SCENE SEVEN – Verses 39–41

In the gospel of John, “sin” at its most basic is not recognizing Jesus as the messiah, the one through whom God is at work in the world to save the world. The blind man recognizes Jesus as his savior by hearing his voice and feeling his touch first and then seeing him.

As you and I hear the voice of Jesus this week and feel his healing touch, my hope and prayer is that our response in faith will be one of worship and praise as we proclaim, “Lord, I believe.” Listen and walk faithfully with eyes wide open. Amen.


About Bishop Craig Schweitzer

The Rev. Craig Schweitzer, of Bismarck, was elected as bishop of the Western North Dakota Synod on July 17, 2020, in the first-ever digital Synod Assembly.

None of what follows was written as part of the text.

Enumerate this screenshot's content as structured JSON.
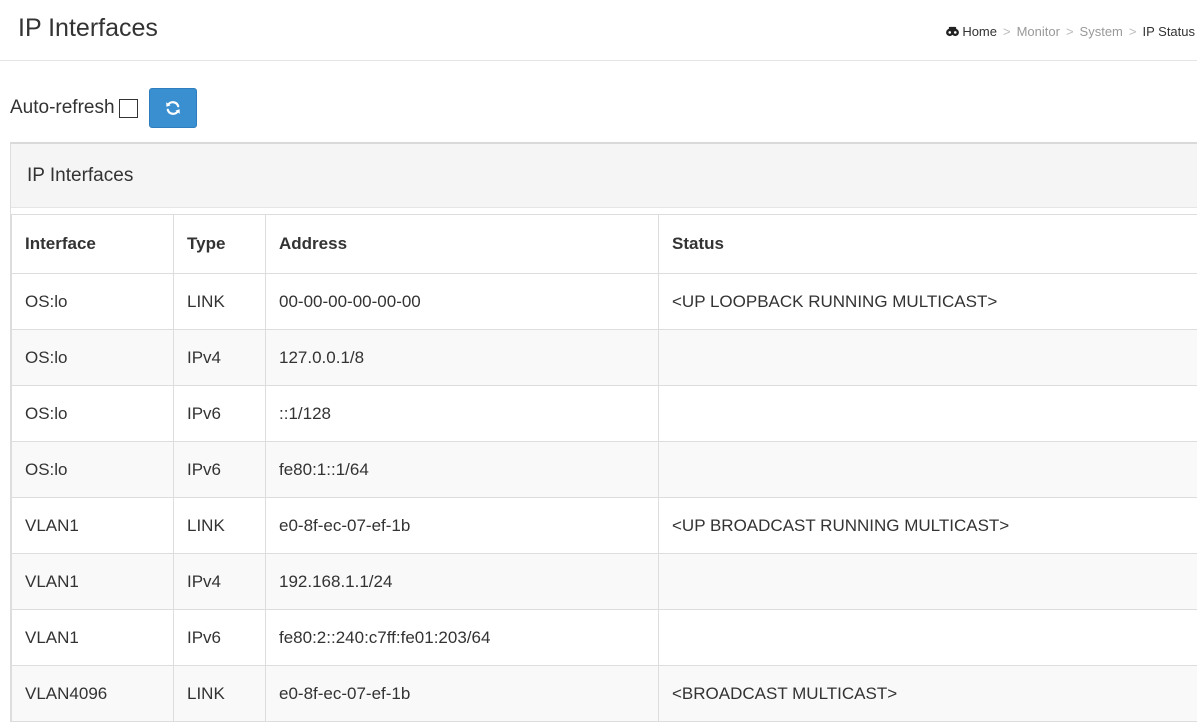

A historic event, Schweitzer is the first bishop in the Evangelical Lutheran Church in America (ELCA) to be elected in an online assembly. Bishop Craig Schweitzer began serving the Western North Dakota Synod-ELCA on September 1, 2020. He has always seen himself as an easy-going person who seeks to daily discover anew how God is present in his life and the world in which he lives and serves. Prior to service in the Office of Bishop of the Western North Dakota Synod, Bishop Craig served at Good Shepherd Lutheran Church in Bismarck, ND as Music and Worship Minister (lay staff from 2002-2010), Associate Pastor (2010-2014), and Senior Pastor (2014-2020). Beyond his service in the church, he has an eclectic background that is a diverse collection of musical, educational, and business experiences ranging from live concert production and promotion to recording studios and live performance to music education. Throughout all of his professional and personal experiences, the Apostle Paul’s words to the church in Rome have been a guiding light that has kept him grounded in whatever work God was calling him into – “Welcome one another, therefore, just as Christ has welcomed you, for the glory of God.” (Romans 15:7) Bishop Craig is a graduate of the University of Mary in Bismarck with a Bachelor of Science degree in Music Education and a Master of Science in Strategic Leadership. He also holds a certificate degree in Theological Education for Emerging Ministries (TEEM) from Pacific Lutheran Theological Seminary in Berkeley, CA. He was ordained as a Minister of Word and Sacrament on September 16, 2010. Outside of his life as Bishop, Bishop Craig enjoys reading, all music, a little golf, a cold beverage with friends, and intentional times of quiet. And, of course, spending time with his wife Wendy and their adult twin daughters Ilia and Taegan. View all posts by Bishop Craig Schweitzer

Leave a Reply

Fill in your details below or click an icon to log in:

WordPress.com Logo

You are commenting using your WordPress.com account. Log Out /  Change )

Facebook photo

You are commenting using your Facebook account. Log Out /  Change )

Connecting to %s

%d bloggers like this: